▶ _Problem_
Return the lines below that contain the word "true".

Element data from apps and pages
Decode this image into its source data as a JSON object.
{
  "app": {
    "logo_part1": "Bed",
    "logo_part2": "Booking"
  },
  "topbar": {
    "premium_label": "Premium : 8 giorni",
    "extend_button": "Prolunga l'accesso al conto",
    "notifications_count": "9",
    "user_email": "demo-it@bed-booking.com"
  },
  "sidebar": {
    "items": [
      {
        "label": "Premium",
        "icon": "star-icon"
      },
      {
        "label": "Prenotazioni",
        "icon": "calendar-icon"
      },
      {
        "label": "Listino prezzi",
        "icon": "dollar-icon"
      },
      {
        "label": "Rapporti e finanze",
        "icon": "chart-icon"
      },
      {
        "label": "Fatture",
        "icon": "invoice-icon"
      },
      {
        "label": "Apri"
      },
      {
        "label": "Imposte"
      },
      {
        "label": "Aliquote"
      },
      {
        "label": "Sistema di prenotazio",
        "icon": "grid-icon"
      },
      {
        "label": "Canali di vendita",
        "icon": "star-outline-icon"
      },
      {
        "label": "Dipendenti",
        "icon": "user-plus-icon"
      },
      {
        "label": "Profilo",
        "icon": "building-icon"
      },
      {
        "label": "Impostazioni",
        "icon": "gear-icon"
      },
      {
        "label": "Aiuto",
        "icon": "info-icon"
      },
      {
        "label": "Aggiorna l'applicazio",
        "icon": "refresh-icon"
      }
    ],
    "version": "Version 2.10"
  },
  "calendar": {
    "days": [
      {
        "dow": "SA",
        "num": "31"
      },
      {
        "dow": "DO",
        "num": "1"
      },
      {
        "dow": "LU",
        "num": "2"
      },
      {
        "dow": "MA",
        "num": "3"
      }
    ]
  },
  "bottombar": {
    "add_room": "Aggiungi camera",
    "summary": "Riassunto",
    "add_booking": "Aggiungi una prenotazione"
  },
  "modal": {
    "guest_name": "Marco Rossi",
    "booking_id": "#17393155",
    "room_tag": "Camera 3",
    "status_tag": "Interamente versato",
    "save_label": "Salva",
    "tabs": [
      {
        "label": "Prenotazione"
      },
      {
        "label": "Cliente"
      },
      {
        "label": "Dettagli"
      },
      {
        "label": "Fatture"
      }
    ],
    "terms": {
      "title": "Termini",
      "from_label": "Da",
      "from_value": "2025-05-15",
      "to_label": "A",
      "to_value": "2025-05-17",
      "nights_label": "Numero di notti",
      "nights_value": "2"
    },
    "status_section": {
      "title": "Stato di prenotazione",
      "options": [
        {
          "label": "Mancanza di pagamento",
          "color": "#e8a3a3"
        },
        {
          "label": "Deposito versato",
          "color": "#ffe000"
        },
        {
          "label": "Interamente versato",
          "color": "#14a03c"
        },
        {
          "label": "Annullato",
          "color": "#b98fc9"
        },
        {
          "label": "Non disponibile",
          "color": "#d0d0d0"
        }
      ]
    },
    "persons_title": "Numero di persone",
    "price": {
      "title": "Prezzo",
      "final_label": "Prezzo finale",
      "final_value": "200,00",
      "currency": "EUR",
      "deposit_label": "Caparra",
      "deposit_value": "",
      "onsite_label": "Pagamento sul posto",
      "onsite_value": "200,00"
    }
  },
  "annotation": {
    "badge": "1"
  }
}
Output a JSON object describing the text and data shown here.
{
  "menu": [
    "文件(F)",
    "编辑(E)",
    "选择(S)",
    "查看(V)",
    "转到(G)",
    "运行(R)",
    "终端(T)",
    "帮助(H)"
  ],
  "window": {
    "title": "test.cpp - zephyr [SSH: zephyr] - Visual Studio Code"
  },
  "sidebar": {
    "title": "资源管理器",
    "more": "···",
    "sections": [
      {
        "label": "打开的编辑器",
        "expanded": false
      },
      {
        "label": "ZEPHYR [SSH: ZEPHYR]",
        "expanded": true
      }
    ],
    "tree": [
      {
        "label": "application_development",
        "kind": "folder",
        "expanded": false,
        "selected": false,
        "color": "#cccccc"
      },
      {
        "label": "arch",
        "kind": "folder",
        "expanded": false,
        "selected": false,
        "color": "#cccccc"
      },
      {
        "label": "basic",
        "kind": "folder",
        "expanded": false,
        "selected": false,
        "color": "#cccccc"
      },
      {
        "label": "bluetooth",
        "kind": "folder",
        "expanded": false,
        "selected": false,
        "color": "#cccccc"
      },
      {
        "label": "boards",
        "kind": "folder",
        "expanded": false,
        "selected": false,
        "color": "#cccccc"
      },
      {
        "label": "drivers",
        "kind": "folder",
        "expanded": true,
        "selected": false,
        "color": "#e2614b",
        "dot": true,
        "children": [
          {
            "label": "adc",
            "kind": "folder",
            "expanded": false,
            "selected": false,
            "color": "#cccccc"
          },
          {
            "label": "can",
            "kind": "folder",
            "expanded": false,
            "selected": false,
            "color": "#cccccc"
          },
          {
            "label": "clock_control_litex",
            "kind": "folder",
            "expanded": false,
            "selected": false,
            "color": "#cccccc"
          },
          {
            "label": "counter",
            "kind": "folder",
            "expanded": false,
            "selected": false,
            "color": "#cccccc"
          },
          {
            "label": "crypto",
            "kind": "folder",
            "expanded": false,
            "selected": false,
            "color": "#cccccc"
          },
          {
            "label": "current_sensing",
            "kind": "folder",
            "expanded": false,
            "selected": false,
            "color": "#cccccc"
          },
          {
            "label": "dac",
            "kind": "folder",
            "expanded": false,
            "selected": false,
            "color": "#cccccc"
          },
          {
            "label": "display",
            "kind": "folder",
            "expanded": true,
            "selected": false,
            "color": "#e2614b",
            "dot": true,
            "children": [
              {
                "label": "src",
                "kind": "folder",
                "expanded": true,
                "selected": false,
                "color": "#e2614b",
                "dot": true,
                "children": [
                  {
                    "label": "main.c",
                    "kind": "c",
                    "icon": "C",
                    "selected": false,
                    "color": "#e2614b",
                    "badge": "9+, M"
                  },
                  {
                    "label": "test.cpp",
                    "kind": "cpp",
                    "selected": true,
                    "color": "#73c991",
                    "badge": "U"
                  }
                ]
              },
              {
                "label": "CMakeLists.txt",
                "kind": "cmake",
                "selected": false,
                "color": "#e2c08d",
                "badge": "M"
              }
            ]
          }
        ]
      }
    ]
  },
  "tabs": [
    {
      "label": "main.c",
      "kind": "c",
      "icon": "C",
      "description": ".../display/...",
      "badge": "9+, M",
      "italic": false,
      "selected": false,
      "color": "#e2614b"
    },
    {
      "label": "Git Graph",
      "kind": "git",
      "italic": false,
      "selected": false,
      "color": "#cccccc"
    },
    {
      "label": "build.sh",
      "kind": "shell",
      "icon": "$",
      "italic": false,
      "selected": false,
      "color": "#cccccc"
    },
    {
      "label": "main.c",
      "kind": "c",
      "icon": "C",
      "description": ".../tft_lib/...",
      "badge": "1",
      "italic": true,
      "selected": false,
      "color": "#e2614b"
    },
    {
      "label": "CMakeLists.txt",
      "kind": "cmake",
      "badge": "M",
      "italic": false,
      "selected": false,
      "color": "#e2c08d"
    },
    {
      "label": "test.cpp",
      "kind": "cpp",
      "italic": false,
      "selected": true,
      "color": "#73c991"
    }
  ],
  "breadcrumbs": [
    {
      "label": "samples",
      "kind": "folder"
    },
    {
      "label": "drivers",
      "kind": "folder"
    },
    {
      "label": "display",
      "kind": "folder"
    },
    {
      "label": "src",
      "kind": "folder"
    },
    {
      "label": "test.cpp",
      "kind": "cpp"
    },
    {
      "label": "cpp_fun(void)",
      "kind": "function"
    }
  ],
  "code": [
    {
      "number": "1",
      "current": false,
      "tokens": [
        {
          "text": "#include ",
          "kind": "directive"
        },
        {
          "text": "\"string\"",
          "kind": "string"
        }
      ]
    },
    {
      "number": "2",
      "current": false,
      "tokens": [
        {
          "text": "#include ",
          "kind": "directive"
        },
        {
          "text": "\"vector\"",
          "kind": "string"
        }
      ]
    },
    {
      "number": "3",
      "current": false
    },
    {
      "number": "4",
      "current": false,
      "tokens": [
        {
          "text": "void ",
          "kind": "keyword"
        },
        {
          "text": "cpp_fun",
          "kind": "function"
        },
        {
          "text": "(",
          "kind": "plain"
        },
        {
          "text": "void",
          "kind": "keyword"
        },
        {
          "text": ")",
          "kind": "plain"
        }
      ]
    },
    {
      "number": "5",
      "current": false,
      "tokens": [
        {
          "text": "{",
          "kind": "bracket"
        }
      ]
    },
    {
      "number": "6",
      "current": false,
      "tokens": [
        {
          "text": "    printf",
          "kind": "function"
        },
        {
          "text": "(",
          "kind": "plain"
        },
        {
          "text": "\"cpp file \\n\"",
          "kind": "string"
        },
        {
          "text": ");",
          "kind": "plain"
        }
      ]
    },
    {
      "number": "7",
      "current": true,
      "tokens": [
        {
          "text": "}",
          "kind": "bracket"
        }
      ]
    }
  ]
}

▶ _Your solution_
        "expanded": true
        "expanded": true,
        "dot": true,
            "expanded": true,
            "dot": true,
                "expanded": true,
                "dot": true,
                    "selected": true,
      "italic": true,
      "selected": true,
      "current": true,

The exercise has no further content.